Ozempic Surge Proves Americans Didn’t Want To Embrace Being Large, Just Being Lazy

myskin / shutterstock.com
myskin / shutterstock.com

When obesity became a true epidemic in the US back in the 1980s, people handled it the same way big people have always handled adversity, with humor. Fat jokes, fridge alarms, and Sweatin’ to The Oldies were everywhere. The American people took it in stride and followed the latest fad diet of the month. From eliminating fats to trying to cut all calories from their diets, many undertook each craze with fury for the first 24 hours to 2 weeks. Somewhere along the way, they would lose interest and just stop, proclaiming it as “too hard.”

Then, in the early 2000s, the “fat positive” movement saw a resurgence. While it originally launched back in 1969, it wasn’t until this point that mainstream media bought into it. Originating largely with women who claimed that it was genetics that made them heavy, they claimed that they were just made this way and people should accept them. In their minds, no matter what diet or exercise they tried, nothing would work. Or they would claim an allergy to any fresh fruit or vegetable.

Around 2018, a class of drugs called GLP-1 Ras came on the market. Commonly called Ozempic and Wegovy, they were designed to help people make natural insulin, as well as decrease the sugar in their blood. Soon after hitting the market, larger users started reporting dramatic weight loss.

By late 2022, word of this “easy” weight loss reached the lazy, and doctors started prescribing it for weight loss, just off-label. Much like Viagra started as a pill to help hypertension (high blood pressure) and angina pectoris (a symptom of ischemic heart disease), off-label use for “personal” problems is not uncommon. In this use, it slows the movement of food in the stomach, causing the user to feel fuller longer. This means people are eating less frequently, and they see this as their golden ticket to weight loss without fresh foods or getting off the couch.

Raven Smith covered the surge in Ozempic prescriptions for Vogue in March. “With Ozempic, being overweight can instantly (if expensively) be fixed. Larger people can swiftly transition to a more socially acceptable size. Ozempic is a miracle drug, a cure for the fatness we’ve begrudgingly forced ourselves to accept.”
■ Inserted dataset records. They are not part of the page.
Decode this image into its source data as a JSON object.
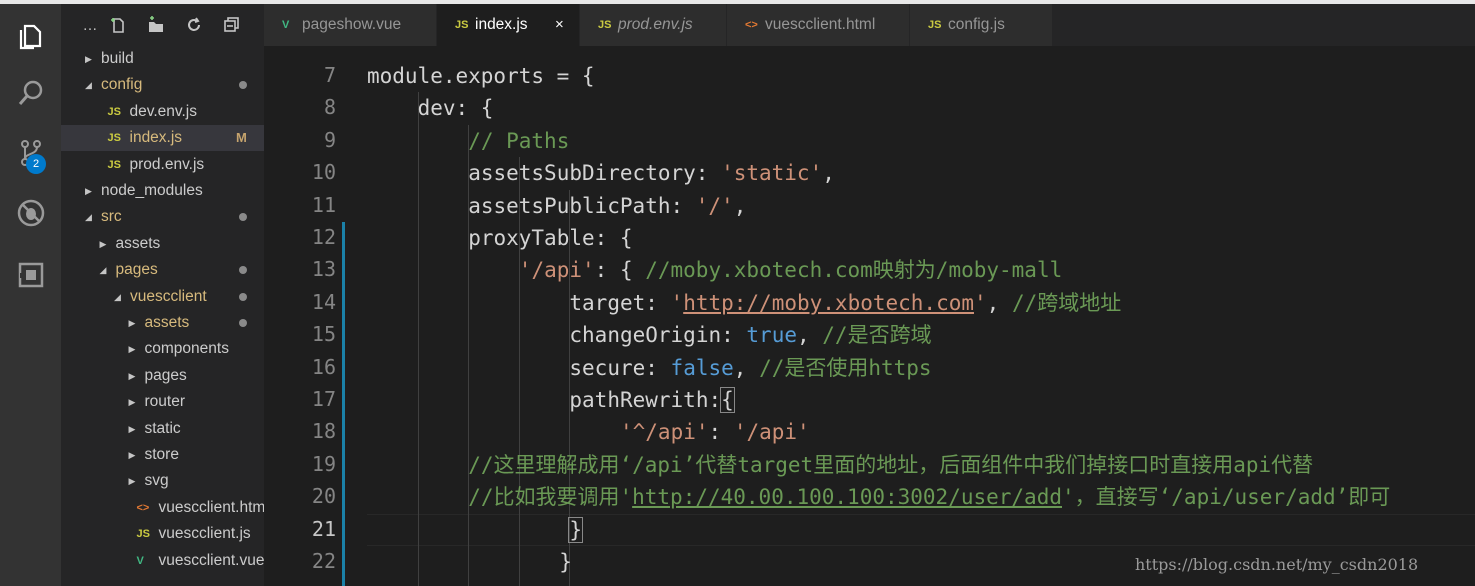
{
  "activity_bar": {
    "icons": [
      "files-icon",
      "search-icon",
      "source-control-icon",
      "debug-icon",
      "extensions-icon"
    ],
    "scm_badge": "2"
  },
  "sidebar": {
    "toolbar": {
      "more": "…"
    },
    "tree": [
      {
        "label": "build",
        "kind": "folder",
        "state": "collapsed",
        "depth": 0
      },
      {
        "label": "config",
        "kind": "folder",
        "state": "expanded",
        "depth": 0,
        "modified": true
      },
      {
        "label": "dev.env.js",
        "kind": "js",
        "depth": 1
      },
      {
        "label": "index.js",
        "kind": "js",
        "depth": 1,
        "selected": true,
        "flag": "M"
      },
      {
        "label": "prod.env.js",
        "kind": "js",
        "depth": 1
      },
      {
        "label": "node_modules",
        "kind": "folder",
        "state": "collapsed",
        "depth": 0
      },
      {
        "label": "src",
        "kind": "folder",
        "state": "expanded",
        "depth": 0,
        "modified": true
      },
      {
        "label": "assets",
        "kind": "folder",
        "state": "collapsed",
        "depth": 1
      },
      {
        "label": "pages",
        "kind": "folder",
        "state": "expanded",
        "depth": 1,
        "modified": true
      },
      {
        "label": "vuescclient",
        "kind": "folder",
        "state": "expanded",
        "depth": 2,
        "modified": true
      },
      {
        "label": "assets",
        "kind": "folder",
        "state": "collapsed",
        "depth": 3,
        "modified": true
      },
      {
        "label": "components",
        "kind": "folder",
        "state": "collapsed",
        "depth": 3
      },
      {
        "label": "pages",
        "kind": "folder",
        "state": "collapsed",
        "depth": 3
      },
      {
        "label": "router",
        "kind": "folder",
        "state": "collapsed",
        "depth": 3
      },
      {
        "label": "static",
        "kind": "folder",
        "state": "collapsed",
        "depth": 3
      },
      {
        "label": "store",
        "kind": "folder",
        "state": "collapsed",
        "depth": 3
      },
      {
        "label": "svg",
        "kind": "folder",
        "state": "collapsed",
        "depth": 3
      },
      {
        "label": "vuescclient.html",
        "kind": "html",
        "depth": 3
      },
      {
        "label": "vuescclient.js",
        "kind": "js",
        "depth": 3
      },
      {
        "label": "vuescclient.vue",
        "kind": "vue",
        "depth": 3
      }
    ]
  },
  "tabs": [
    {
      "label": "pageshow.vue",
      "kind": "vue",
      "active": false,
      "italic": false
    },
    {
      "label": "index.js",
      "kind": "js",
      "active": true,
      "italic": false,
      "close": "×"
    },
    {
      "label": "prod.env.js",
      "kind": "js",
      "active": false,
      "italic": true
    },
    {
      "label": "vuescclient.html",
      "kind": "html",
      "active": false,
      "italic": false
    },
    {
      "label": "config.js",
      "kind": "js",
      "active": false,
      "italic": false
    }
  ],
  "icon_text": {
    "js": "JS",
    "html": "<>",
    "vue": "V"
  },
  "editor": {
    "current_line": "21",
    "lines": [
      {
        "num": "7",
        "indent": 0,
        "tokens": [
          {
            "t": "module.exports = {",
            "c": "k"
          }
        ]
      },
      {
        "num": "8",
        "indent": 1,
        "tokens": [
          {
            "t": "dev: {",
            "c": "k"
          }
        ]
      },
      {
        "num": "9",
        "indent": 2,
        "tokens": [
          {
            "t": "// Paths",
            "c": "com"
          }
        ]
      },
      {
        "num": "10",
        "indent": 2,
        "tokens": [
          {
            "t": "assetsSubDirectory: ",
            "c": "prop"
          },
          {
            "t": "'static'",
            "c": "str"
          },
          {
            "t": ",",
            "c": "k"
          }
        ]
      },
      {
        "num": "11",
        "indent": 2,
        "tokens": [
          {
            "t": "assetsPublicPath: ",
            "c": "prop"
          },
          {
            "t": "'/'",
            "c": "str"
          },
          {
            "t": ",",
            "c": "k"
          }
        ]
      },
      {
        "num": "12",
        "indent": 2,
        "tokens": [
          {
            "t": "proxyTable: {",
            "c": "k"
          }
        ]
      },
      {
        "num": "13",
        "indent": 3,
        "tokens": [
          {
            "t": "'/api'",
            "c": "str"
          },
          {
            "t": ": { ",
            "c": "k"
          },
          {
            "t": "//moby.xbotech.com映射为/moby-mall",
            "c": "com"
          }
        ]
      },
      {
        "num": "14",
        "indent": 4,
        "tokens": [
          {
            "t": "target: ",
            "c": "prop"
          },
          {
            "t": "'",
            "c": "str"
          },
          {
            "t": "http://moby.xbotech.com",
            "c": "str url"
          },
          {
            "t": "'",
            "c": "str"
          },
          {
            "t": ", ",
            "c": "k"
          },
          {
            "t": "//跨域地址",
            "c": "com"
          }
        ]
      },
      {
        "num": "15",
        "indent": 4,
        "tokens": [
          {
            "t": "changeOrigin: ",
            "c": "prop"
          },
          {
            "t": "true",
            "c": "bool"
          },
          {
            "t": ", ",
            "c": "k"
          },
          {
            "t": "//是否跨域",
            "c": "com"
          }
        ]
      },
      {
        "num": "16",
        "indent": 4,
        "tokens": [
          {
            "t": "secure: ",
            "c": "prop"
          },
          {
            "t": "false",
            "c": "bool"
          },
          {
            "t": ", ",
            "c": "k"
          },
          {
            "t": "//是否使用https",
            "c": "com"
          }
        ]
      },
      {
        "num": "17",
        "indent": 4,
        "tokens": [
          {
            "t": "pathRewrith:",
            "c": "prop"
          },
          {
            "t": "{",
            "c": "k bracket-box"
          }
        ]
      },
      {
        "num": "18",
        "indent": 5,
        "tokens": [
          {
            "t": "'^/api'",
            "c": "str"
          },
          {
            "t": ": ",
            "c": "k"
          },
          {
            "t": "'/api'",
            "c": "str"
          }
        ]
      },
      {
        "num": "19",
        "indent": 2,
        "tokens": [
          {
            "t": "//这里理解成用‘/api’代替target里面的地址，后面组件中我们掉接口时直接用api代替",
            "c": "com"
          }
        ]
      },
      {
        "num": "20",
        "indent": 2,
        "tokens": [
          {
            "t": "//比如我要调用'",
            "c": "com"
          },
          {
            "t": "http://40.00.100.100:3002/user/add",
            "c": "com url"
          },
          {
            "t": "'，直接写‘/api/user/add’即可",
            "c": "com"
          }
        ]
      },
      {
        "num": "21",
        "indent": 4,
        "tokens": [
          {
            "t": "}",
            "c": "k bracket-box"
          }
        ]
      },
      {
        "num": "22",
        "indent": 3.8,
        "tokens": [
          {
            "t": "}",
            "c": "k"
          }
        ]
      }
    ]
  },
  "watermark": "https://blog.csdn.net/my_csdn2018"
}
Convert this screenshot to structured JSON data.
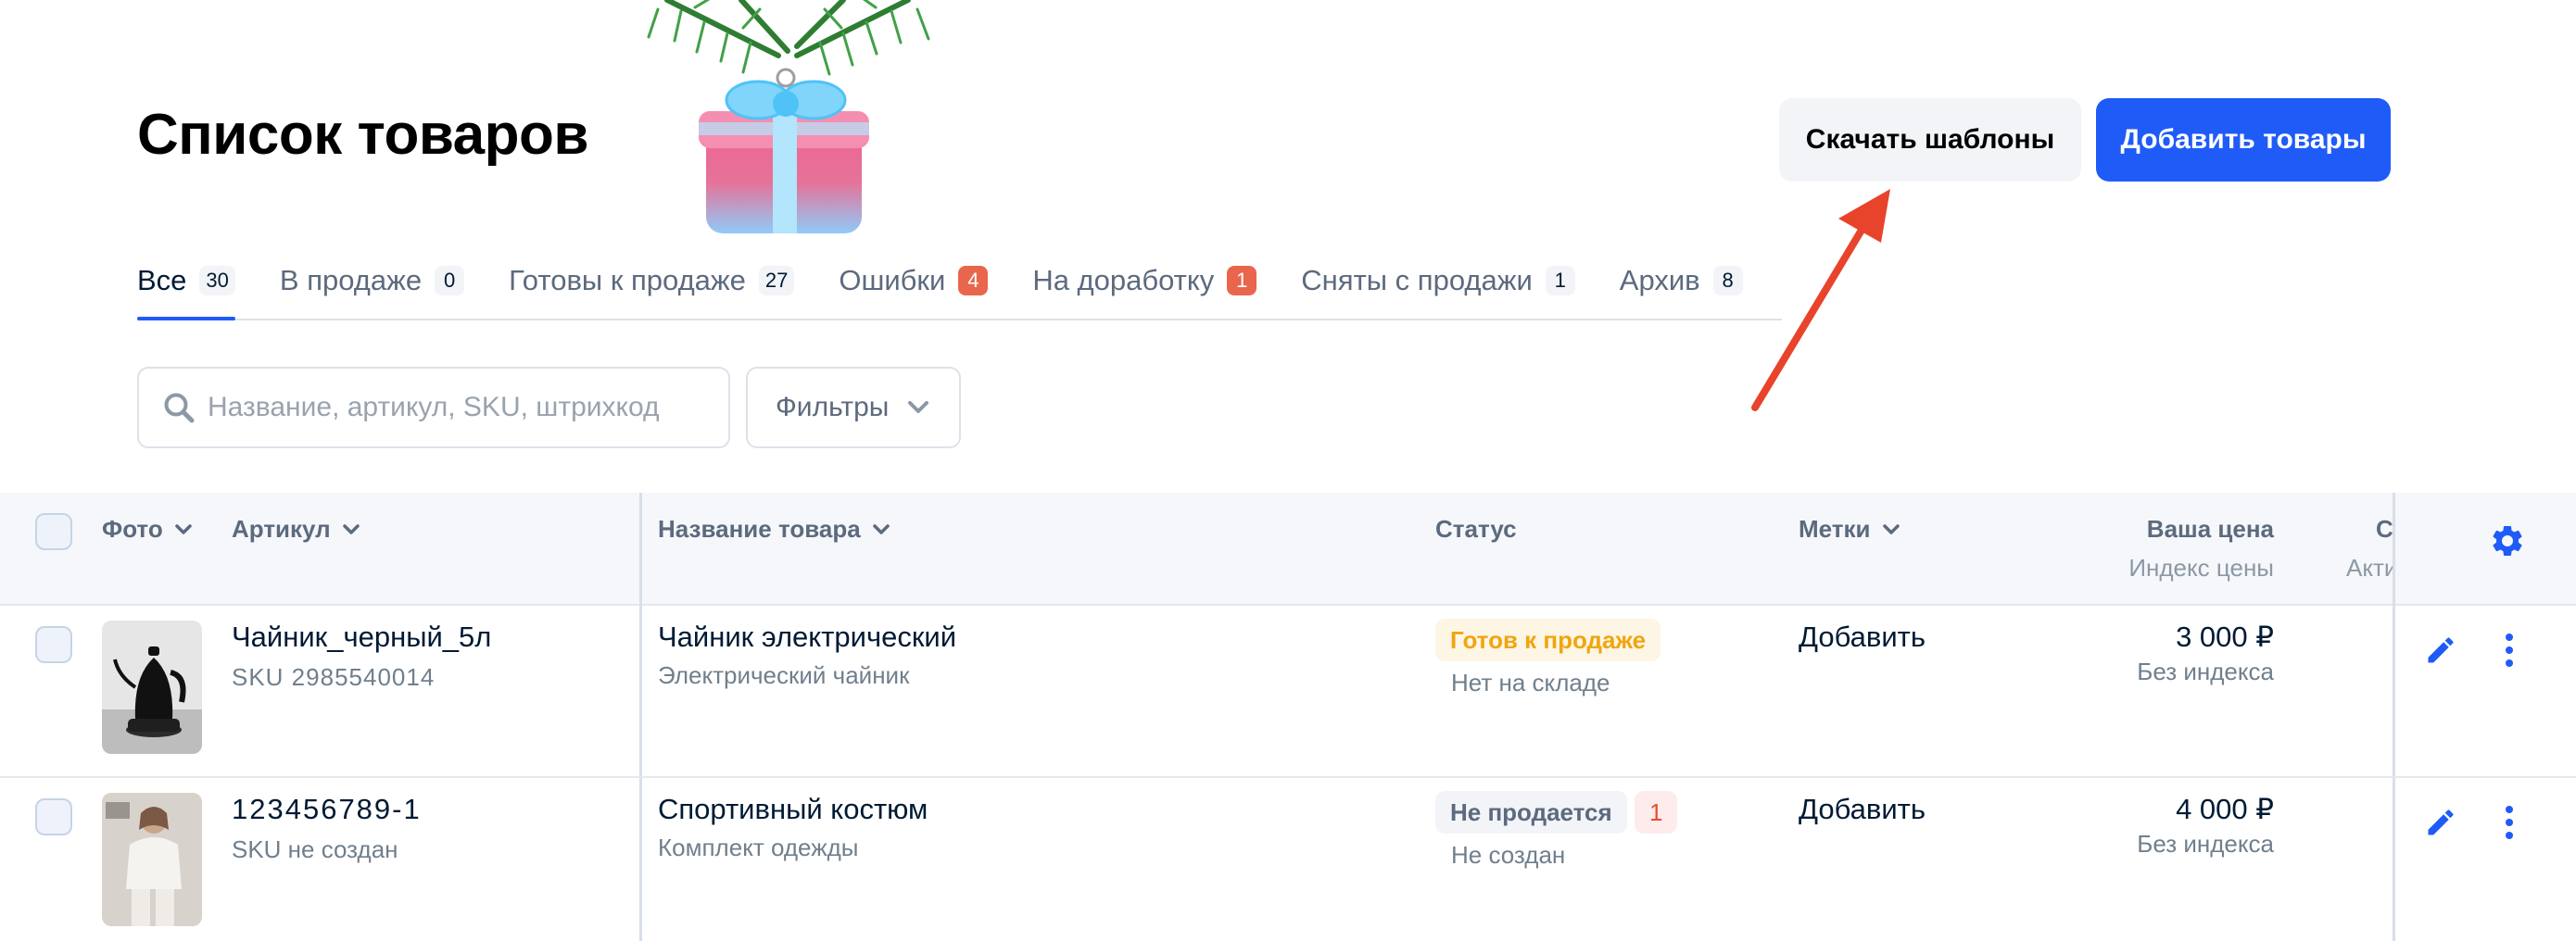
{
  "page": {
    "title": "Список товаров"
  },
  "header": {
    "download_templates_label": "Скачать шаблоны",
    "add_products_label": "Добавить товары"
  },
  "tabs": [
    {
      "label": "Все",
      "count": "30"
    },
    {
      "label": "В продаже",
      "count": "0"
    },
    {
      "label": "Готовы к продаже",
      "count": "27"
    },
    {
      "label": "Ошибки",
      "count": "4"
    },
    {
      "label": "На доработку",
      "count": "1"
    },
    {
      "label": "Сняты с продажи",
      "count": "1"
    },
    {
      "label": "Архив",
      "count": "8"
    }
  ],
  "search": {
    "placeholder": "Название, артикул, SKU, штрихкод"
  },
  "filters": {
    "label": "Фильтры"
  },
  "table": {
    "columns": {
      "photo": "Фото",
      "article": "Артикул",
      "name": "Название товара",
      "status": "Статус",
      "tags": "Метки",
      "price": "Ваша цена",
      "price_sub": "Индекс цены",
      "cut_col": "С",
      "cut_col_sub": "Акти"
    },
    "rows": [
      {
        "article": "Чайник_черный_5л",
        "sku": "SKU 2985540014",
        "name": "Чайник электрический",
        "category": "Электрический чайник",
        "status": "Готов к продаже",
        "status_sub": "Нет на складе",
        "tags": "Добавить",
        "price": "3 000 ₽",
        "price_sub": "Без индекса"
      },
      {
        "article": "123456789-1",
        "sku": "SKU не создан",
        "name": "Спортивный костюм",
        "category": "Комплект одежды",
        "status": "Не продается",
        "status_count": "1",
        "status_sub": "Не создан",
        "tags": "Добавить",
        "price": "4 000 ₽",
        "price_sub": "Без индекса"
      }
    ]
  },
  "colors": {
    "primary": "#1f5bf7",
    "arrow": "#e8432b",
    "badge_red": "#e9664c",
    "status_ready": "#f1a511"
  },
  "icons": [
    "search-icon",
    "chevron-down-icon",
    "gear-icon",
    "pencil-icon",
    "more-vertical-icon",
    "arrow-annotation-icon",
    "gift-ornament-icon"
  ]
}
While many might see this as harsh, she’s right.

As a society, Americans got comfortable with the idea of being lazy and not working for a healthier and longer life. Especially following COVID. Podcasts and YouTube channels dedicated to people overeating or simply living the fat life were now trending. People saw food and gluttony as something to celebrate and embrace as the life people should be leading. To them, we deserved it to celebrate surviving COVID.

Yet, many of the people who gained fame for being overweight found themselves facing a dilemma; lose the weight that had helped make them popular with Ozempic or end up just another dead statistic like the rest. Those who opted for the former usually ended up keeping their life as well as adding years to it. Sure, they lost viewers and got a lot of hate mail, but at least they were around to read it.

Desiring the easy answer has been a multi-billion-dollar industry in the West for ages. The yin to the yang of fat jokes in the 1980s were the easy answers that made being lazy look like a smart move. All sorts of low-to-no-effort devices and diets were invented, and people were amazed to learn that this wasn’t the answer. So when Ozempic came along to change all of that, people started thinking America had once again been made great.

Unfortunately for the lazy, deaths due to Ozempic have been surging as a result of people overusing it. In the end, ultimately, lazy habits will always lose to discipline and doing the right thing.